_ASSIGNMENT_
Nothing in the listing may be skipped; repeat it all exactly.
* * * * *
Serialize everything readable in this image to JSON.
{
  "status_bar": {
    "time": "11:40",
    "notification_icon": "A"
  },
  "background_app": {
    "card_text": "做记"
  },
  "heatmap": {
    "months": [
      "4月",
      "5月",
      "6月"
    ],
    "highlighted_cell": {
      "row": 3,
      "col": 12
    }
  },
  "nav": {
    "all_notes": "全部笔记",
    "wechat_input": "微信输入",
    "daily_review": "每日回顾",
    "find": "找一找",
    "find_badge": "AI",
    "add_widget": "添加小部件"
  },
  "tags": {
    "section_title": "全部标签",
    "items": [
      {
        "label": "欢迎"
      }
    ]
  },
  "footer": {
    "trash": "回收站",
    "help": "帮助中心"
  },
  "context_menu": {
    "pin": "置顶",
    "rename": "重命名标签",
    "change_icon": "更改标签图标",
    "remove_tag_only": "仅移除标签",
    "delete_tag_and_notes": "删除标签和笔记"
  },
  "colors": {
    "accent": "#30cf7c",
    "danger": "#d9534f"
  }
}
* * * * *
_WRITTEN ANSWER_
Serialize everything readable in this image to JSON.
{
  "status_bar": {
    "time": "11:40",
    "notification_icon": "A"
  },
  "background_app": {
    "card_text": "做记"
  },
  "heatmap": {
    "months": [
      "4月",
      "5月",
      "6月"
    ],
    "highlighted_cell": {
      "row": 3,
      "col": 12
    }
  },
  "nav": {
    "all_notes": "全部笔记",
    "wechat_input": "微信输入",
    "daily_review": "每日回顾",
    "find": "找一找",
    "find_badge": "AI",
    "add_widget": "添加小部件"
  },
  "tags": {
    "section_title": "全部标签",
    "items": [
      {
        "label": "欢迎"
      }
    ]
  },
  "footer": {
    "trash": "回收站",
    "help": "帮助中心"
  },
  "context_menu": {
    "pin": "置顶",
    "rename": "重命名标签",
    "change_icon": "更改标签图标",
    "remove_tag_only": "仅移除标签",
    "delete_tag_and_notes": "删除标签和笔记"
  },
  "colors": {
    "accent": "#30cf7c",
    "danger": "#d9534f"
  }
}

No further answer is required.